## Task
Scan the entries for "Makeup". Every line that holds it is to be copied.

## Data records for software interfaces
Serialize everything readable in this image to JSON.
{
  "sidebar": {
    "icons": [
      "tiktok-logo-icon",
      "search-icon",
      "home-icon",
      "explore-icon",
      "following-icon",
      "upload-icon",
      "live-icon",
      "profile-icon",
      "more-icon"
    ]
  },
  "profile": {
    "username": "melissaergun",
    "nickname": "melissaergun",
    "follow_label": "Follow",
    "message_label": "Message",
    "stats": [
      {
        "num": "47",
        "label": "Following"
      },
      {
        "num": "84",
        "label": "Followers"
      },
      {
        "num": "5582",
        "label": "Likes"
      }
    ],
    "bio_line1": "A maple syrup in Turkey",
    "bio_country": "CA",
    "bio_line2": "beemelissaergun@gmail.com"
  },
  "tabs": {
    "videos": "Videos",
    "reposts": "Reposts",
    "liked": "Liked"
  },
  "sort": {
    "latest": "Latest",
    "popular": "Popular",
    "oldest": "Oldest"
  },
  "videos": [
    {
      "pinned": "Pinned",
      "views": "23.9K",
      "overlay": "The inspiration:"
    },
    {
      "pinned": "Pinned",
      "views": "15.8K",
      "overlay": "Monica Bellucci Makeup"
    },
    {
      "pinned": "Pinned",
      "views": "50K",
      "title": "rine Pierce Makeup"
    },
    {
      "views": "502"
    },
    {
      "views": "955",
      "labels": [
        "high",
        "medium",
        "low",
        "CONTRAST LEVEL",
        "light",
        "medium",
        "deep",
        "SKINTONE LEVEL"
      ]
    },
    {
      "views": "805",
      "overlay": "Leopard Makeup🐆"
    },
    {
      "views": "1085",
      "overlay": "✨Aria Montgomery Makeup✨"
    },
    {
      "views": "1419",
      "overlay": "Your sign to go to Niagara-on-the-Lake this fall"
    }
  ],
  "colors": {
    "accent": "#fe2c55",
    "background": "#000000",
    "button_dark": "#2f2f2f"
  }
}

## Reply
      "overlay": "Monica Bellucci Makeup"
      "title": "rine Pierce Makeup"
      "overlay": "Leopard Makeup🐆"
      "overlay": "✨Aria Montgomery Makeup✨"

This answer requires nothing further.